> _What needs to be done_
Collect all lines from the records below that include the word "Standard".

··· Source information ···

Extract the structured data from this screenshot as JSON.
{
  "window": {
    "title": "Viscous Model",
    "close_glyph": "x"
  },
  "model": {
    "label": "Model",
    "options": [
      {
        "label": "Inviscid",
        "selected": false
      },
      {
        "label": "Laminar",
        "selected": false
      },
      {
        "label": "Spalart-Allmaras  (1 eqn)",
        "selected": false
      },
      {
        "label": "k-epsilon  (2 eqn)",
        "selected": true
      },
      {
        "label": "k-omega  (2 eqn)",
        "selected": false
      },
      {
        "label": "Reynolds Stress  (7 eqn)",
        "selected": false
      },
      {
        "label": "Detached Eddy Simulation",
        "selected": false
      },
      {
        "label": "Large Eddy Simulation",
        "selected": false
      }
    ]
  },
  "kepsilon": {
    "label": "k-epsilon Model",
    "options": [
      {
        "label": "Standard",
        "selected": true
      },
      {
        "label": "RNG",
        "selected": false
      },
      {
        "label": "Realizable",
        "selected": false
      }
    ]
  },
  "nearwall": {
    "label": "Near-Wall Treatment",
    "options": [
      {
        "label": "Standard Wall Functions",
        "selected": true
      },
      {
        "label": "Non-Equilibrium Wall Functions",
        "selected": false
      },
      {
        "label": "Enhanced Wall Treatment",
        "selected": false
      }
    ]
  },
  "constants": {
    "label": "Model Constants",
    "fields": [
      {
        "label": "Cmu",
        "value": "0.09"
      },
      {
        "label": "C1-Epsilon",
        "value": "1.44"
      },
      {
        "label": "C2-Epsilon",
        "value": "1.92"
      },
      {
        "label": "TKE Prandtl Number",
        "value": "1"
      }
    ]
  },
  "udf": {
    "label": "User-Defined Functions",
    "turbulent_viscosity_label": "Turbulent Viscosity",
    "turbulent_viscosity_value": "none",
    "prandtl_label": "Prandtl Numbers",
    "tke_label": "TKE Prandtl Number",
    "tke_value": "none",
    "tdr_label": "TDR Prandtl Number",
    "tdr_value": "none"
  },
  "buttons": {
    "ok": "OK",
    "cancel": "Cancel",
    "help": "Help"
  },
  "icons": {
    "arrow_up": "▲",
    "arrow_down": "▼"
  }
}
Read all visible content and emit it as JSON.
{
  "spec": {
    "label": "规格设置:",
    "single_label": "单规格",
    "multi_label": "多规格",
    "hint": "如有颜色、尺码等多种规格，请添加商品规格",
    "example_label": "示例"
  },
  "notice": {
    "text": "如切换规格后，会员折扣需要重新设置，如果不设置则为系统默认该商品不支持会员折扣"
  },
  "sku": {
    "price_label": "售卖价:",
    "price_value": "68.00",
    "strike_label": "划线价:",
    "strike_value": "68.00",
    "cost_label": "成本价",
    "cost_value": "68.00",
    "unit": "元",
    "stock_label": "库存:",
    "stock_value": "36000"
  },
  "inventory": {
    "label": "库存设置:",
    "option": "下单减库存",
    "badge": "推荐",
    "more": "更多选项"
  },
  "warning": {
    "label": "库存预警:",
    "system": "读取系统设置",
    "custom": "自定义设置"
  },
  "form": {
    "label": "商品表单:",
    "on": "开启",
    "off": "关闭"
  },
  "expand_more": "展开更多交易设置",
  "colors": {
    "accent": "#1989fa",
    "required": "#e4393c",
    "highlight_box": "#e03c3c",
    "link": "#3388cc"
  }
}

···

> _Response to this exercise_
        "label": "Standard",
        "label": "Standard Wall Functions",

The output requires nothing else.